Front Office Chaos

The NBA’s plans for the 2020-21 season are ambitious, but some teams may be at a disadvantage.


(Bruce Ely/ Trail Blazers)

As the NBA looks for a return to normalcy, it’s hard to overlook how their plans for a restart may lead to less than desirable results.

Flynn McGurrin, Staff Writer

The NBA Players Association has just approved a plan to start the 2020-2021 NBA season on December 22. Due to last season’s delayed postseason, this year’s offseason will be the shortest in NBA history. Teams are scrambling to get their necessary offseason tasks completed, and the new return date could dramatically change the season’s outlook for a number of teams.

The NBA has set the draft date for November 18th, and the first day of training camp will be December 1st. However, the real issue with this tight schedule is free agency, which is set to begin on November 22 and run until the season opener one month later, giving teams just eight days to sign free agents before the start of training camp. Teams are allowed to sign players through December 22, but new signings will miss most or all of training camp. This could be devastating to teams looking to make big moves in the free agent market.

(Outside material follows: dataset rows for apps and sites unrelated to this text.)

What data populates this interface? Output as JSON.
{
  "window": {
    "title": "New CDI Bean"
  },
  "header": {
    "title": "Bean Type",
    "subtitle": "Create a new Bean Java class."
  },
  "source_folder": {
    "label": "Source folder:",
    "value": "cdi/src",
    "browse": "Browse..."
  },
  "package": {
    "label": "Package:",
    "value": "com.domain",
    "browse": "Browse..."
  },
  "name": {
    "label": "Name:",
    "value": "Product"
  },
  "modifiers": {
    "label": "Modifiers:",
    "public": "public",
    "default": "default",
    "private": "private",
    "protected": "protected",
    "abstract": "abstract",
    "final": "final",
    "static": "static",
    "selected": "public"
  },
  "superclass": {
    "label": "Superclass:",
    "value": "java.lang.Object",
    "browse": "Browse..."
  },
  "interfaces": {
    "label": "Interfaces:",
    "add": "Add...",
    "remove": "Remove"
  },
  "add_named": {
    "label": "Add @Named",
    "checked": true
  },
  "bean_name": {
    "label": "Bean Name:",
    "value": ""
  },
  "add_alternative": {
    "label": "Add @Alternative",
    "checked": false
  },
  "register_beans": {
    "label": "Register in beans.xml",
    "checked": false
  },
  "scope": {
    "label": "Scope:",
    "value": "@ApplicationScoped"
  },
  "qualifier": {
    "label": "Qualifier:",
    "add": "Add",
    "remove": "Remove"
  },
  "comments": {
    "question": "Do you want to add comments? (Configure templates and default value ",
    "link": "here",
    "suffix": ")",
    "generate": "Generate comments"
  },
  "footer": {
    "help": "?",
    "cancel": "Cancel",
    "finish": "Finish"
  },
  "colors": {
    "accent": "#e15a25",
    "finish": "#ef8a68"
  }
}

It will be challenging to acclimate these new players to the teams system in such a short time, and could cause a lack of chemistry between the players. These teams may shy away from the market this season, and they could miss out on much needed players to round out their rosters. 

So who will benefit from this quick season turnaround? Teams like the Milwaukee Bucks, Boston Celtics, Miami Heat and the defending champion Los Angeles Lakers don’t have many changes to make this offseason, meaning that team chemistry will remain intact, and teams won’t have to worry about restructuring their system around new players. These teams can focus on recovering their bodies from their deep playoff runs, and they won’t have to worry as much about on-court adjustments. 

The scariest team coming into this season is the Golden State Warriors. The Warriors lost their superstar players, Steph Curry and Klay Thompson, to injury last year, and without them, the team finished with the worst record in the league. Not only did they secure the second overall pick in this year’s draft, but in the absence of their two best players, their rookies got much needed playing time and experience. Thompson and Curry also had more time to recover due to the delayed postseason. Also, the Warriors did not qualify for the NBA Bubble, so they will be fresh and ready to go, unlike the teams that made deep playoff runs less than two months ago.

NBA front offices are already hard at work to make the necessary offseason changes happen. With the draft a week away, teams have to draft their players and worry about trades that may come up during the draft. Free agency decisions will be impacted by the draft and must be made quickly.

ESPN insider Kirk Goldsberry is one of the many skeptics of the season restart plan.

As a former front-office guy, I can’t imagine trying to pull off a draft, a free-agency period and training camp between now and Christmas,” Goldsberry recently said. “Normally, the time between the playoffs and summer league is the wildest time of year for a front office — this year, it could be bonkers.” 

The next month will be the most grueling test the NBA has ever seen. The December start date may seem like a bad idea, but it is essential to return the NBA calendar to normalcy.